*** Material shown ***

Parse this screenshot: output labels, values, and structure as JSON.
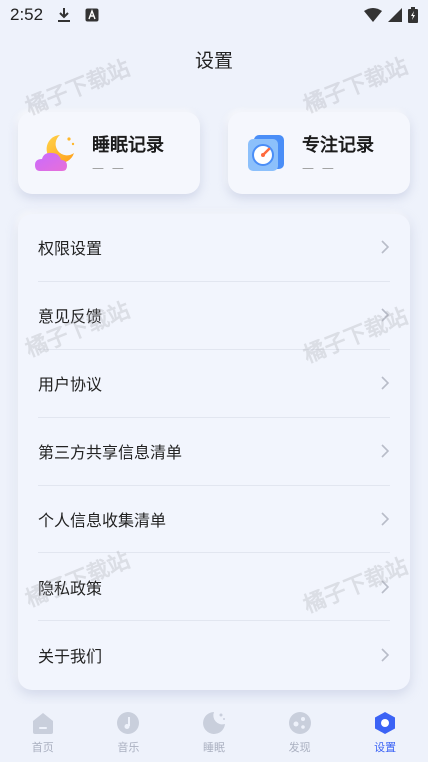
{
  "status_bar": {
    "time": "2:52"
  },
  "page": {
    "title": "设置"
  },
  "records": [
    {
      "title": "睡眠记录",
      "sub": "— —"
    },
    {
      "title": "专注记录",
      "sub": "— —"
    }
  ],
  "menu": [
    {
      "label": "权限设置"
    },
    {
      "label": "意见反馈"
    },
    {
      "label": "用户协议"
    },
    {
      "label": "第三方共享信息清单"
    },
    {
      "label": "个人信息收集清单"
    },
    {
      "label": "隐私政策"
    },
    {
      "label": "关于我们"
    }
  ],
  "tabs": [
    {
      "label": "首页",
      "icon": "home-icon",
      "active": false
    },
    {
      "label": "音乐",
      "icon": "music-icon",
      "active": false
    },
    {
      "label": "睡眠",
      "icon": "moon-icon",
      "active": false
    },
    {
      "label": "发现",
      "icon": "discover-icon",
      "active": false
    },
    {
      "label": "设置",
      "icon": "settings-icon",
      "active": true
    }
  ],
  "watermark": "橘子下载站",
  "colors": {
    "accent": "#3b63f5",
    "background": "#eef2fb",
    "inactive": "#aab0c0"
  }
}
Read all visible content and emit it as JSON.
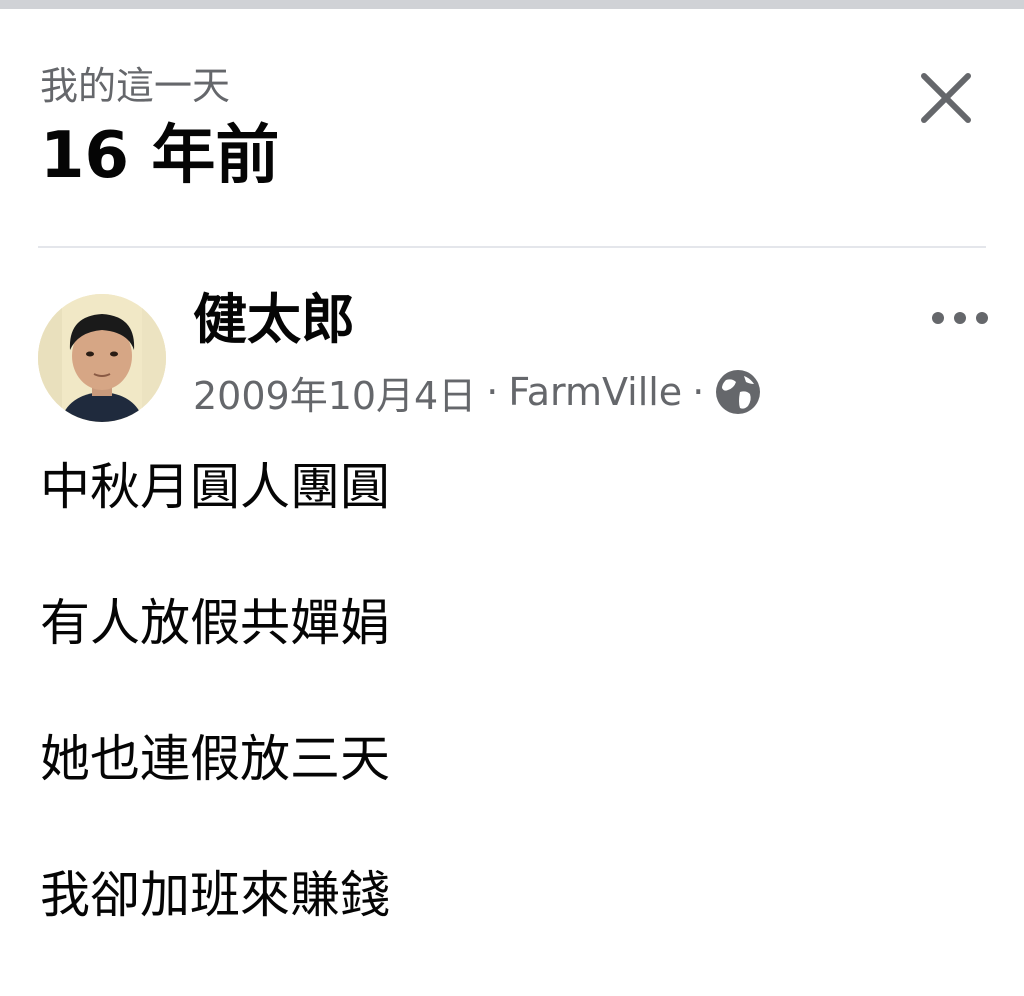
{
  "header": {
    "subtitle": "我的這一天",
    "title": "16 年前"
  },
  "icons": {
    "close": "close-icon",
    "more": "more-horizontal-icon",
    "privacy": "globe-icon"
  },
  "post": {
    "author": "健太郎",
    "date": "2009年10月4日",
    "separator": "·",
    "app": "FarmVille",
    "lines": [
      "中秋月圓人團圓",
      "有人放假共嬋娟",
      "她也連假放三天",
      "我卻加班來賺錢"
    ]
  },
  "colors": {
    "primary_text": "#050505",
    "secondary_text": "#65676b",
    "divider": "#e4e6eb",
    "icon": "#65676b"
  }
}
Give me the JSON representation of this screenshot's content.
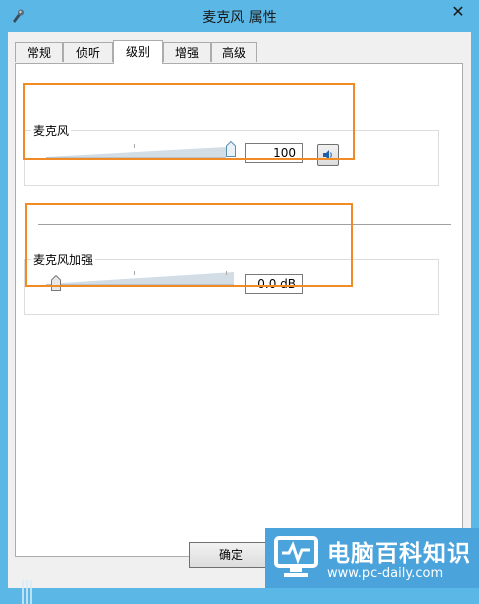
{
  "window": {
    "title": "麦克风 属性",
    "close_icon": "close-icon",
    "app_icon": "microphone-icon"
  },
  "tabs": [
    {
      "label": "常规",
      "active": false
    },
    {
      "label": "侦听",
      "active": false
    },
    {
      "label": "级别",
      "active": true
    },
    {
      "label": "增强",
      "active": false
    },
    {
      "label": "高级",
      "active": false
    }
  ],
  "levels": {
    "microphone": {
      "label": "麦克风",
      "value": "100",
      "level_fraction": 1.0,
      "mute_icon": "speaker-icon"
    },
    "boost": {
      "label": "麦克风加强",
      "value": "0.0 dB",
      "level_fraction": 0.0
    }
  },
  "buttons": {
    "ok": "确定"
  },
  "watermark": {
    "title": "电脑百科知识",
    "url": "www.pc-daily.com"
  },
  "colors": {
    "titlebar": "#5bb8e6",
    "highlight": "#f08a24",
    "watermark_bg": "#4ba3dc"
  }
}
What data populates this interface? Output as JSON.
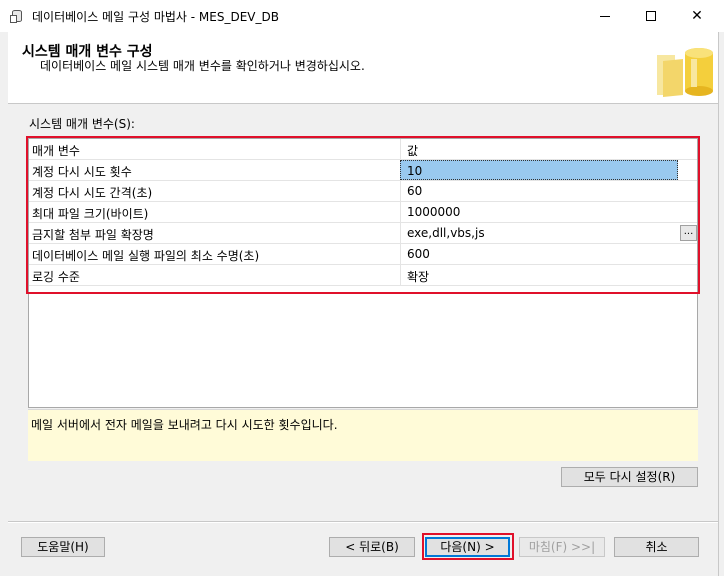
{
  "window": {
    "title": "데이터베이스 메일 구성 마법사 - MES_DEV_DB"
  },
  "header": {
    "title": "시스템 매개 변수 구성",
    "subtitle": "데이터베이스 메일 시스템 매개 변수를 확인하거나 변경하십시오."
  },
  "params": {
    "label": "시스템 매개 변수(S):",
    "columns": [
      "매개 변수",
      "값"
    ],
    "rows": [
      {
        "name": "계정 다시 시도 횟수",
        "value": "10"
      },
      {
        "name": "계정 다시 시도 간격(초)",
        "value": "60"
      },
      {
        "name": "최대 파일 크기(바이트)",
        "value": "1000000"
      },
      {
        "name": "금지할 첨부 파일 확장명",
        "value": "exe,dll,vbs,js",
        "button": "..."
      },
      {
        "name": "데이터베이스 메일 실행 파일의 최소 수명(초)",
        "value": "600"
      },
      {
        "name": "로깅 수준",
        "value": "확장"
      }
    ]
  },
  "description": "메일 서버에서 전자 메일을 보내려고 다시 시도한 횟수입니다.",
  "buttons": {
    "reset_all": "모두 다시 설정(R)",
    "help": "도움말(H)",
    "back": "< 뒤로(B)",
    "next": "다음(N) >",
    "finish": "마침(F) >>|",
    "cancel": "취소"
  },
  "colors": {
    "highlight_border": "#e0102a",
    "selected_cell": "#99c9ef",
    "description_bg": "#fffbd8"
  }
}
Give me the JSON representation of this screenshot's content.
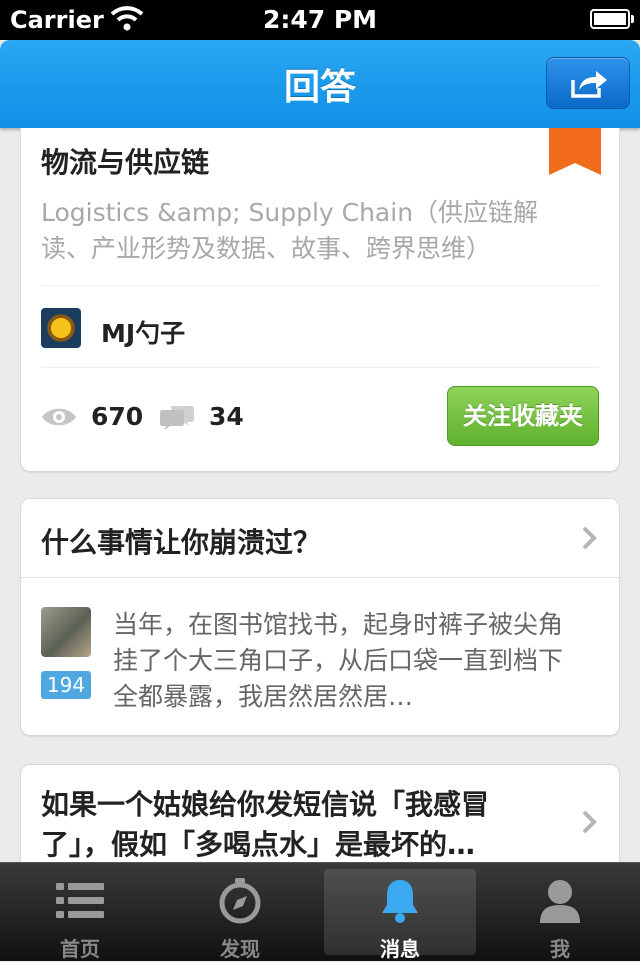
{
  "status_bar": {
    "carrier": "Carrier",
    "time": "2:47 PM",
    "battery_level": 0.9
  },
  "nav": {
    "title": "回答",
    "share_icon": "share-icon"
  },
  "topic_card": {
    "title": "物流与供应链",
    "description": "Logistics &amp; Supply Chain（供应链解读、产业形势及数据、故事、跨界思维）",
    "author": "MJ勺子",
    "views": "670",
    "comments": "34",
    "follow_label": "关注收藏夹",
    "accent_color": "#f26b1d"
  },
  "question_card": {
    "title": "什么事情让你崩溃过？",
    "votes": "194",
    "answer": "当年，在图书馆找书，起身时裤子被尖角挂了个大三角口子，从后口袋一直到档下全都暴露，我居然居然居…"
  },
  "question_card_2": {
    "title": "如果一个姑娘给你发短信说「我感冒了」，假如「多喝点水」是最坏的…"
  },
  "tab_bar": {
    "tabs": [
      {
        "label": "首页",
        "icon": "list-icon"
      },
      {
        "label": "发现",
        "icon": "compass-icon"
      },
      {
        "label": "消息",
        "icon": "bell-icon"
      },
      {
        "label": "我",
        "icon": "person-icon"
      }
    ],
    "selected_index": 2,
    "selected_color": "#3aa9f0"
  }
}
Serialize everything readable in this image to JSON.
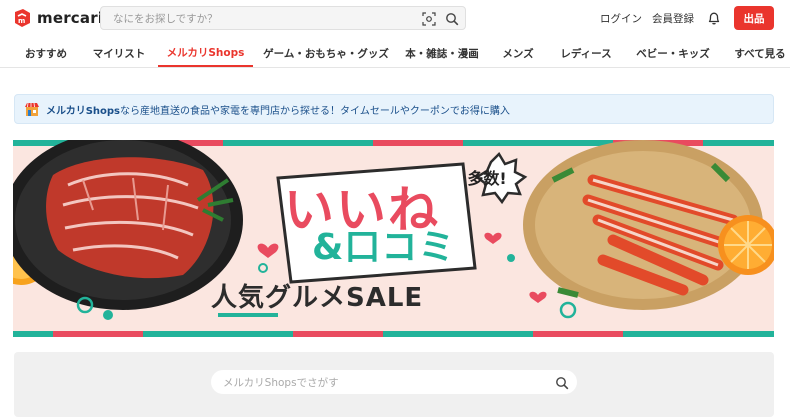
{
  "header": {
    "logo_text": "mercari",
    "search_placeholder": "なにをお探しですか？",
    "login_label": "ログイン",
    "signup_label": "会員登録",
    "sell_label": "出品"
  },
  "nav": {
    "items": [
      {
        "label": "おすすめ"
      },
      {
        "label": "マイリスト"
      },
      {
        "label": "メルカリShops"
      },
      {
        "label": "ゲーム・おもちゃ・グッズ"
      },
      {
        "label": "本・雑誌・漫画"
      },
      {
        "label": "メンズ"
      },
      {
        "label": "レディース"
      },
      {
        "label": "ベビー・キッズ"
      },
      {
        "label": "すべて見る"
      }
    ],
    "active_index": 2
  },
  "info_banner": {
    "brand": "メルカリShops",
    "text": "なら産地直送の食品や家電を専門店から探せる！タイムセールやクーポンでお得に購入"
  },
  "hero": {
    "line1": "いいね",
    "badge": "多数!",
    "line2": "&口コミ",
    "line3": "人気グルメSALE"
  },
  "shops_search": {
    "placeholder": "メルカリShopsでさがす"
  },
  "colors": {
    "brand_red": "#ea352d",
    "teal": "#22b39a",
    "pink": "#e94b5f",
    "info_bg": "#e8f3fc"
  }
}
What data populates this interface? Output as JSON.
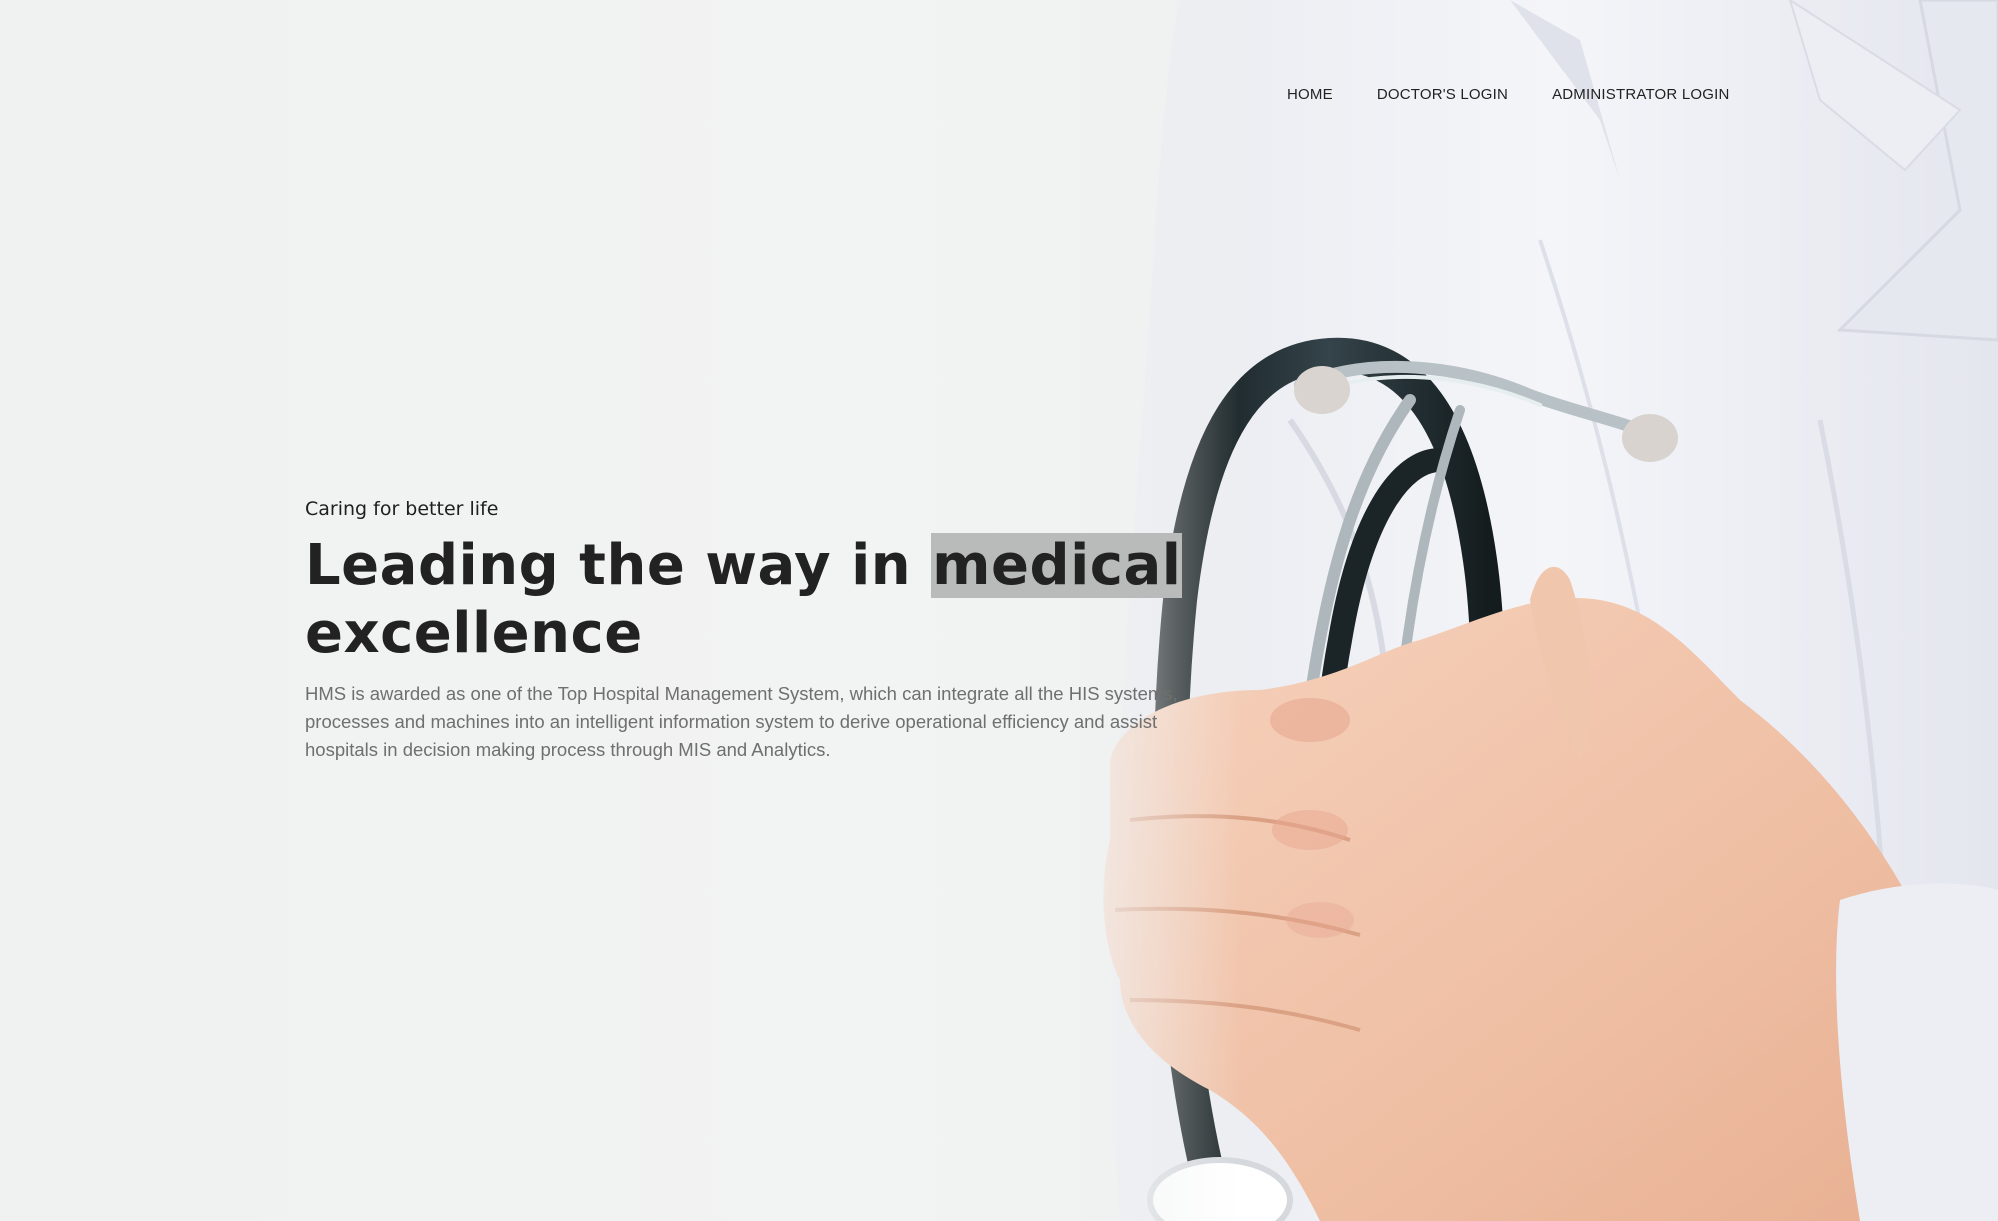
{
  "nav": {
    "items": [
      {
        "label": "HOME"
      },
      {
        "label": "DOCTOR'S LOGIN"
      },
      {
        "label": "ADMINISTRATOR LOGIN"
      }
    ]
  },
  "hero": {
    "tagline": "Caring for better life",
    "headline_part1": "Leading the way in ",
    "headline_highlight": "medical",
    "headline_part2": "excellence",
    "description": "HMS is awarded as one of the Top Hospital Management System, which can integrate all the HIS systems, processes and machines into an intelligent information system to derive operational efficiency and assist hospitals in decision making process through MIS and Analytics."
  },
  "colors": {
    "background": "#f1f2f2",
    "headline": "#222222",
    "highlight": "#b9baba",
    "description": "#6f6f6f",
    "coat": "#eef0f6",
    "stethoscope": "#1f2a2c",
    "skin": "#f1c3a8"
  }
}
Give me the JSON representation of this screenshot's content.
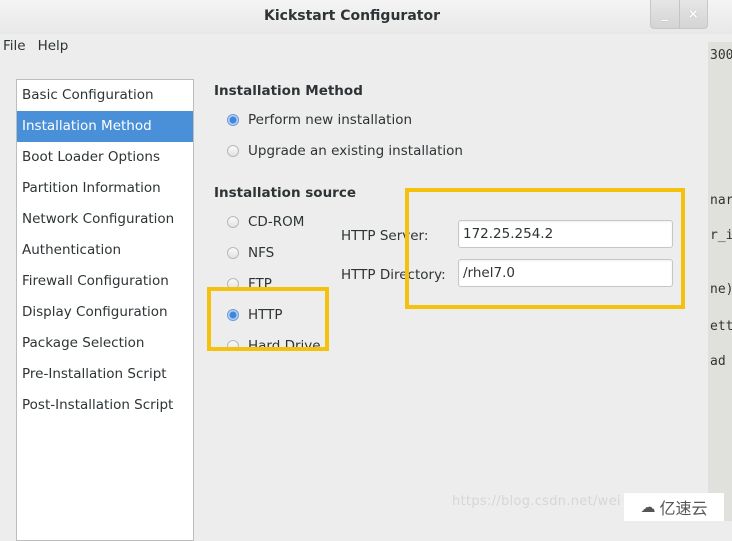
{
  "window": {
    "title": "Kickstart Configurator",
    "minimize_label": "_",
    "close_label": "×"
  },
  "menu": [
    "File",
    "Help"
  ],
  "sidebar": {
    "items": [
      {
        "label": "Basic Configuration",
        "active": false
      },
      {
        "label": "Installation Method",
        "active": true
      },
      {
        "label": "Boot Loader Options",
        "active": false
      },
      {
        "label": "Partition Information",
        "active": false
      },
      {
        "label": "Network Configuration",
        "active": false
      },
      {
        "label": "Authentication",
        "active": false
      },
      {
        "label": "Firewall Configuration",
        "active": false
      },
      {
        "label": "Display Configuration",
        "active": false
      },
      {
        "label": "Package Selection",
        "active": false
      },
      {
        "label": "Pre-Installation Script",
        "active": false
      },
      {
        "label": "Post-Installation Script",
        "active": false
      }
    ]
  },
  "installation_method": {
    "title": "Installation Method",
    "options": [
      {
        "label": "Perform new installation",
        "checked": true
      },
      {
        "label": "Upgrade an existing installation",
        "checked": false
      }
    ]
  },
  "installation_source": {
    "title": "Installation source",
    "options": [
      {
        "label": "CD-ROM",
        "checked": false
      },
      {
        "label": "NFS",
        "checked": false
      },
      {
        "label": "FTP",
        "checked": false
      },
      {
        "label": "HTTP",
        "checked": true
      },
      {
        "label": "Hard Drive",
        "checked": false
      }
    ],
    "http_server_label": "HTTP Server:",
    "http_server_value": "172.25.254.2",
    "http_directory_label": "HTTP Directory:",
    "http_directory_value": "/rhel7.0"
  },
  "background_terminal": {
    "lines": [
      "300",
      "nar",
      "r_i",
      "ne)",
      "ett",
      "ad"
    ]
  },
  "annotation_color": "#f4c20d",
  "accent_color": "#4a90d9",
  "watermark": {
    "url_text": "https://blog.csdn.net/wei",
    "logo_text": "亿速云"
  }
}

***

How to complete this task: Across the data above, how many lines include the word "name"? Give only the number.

Output for this exercise: 6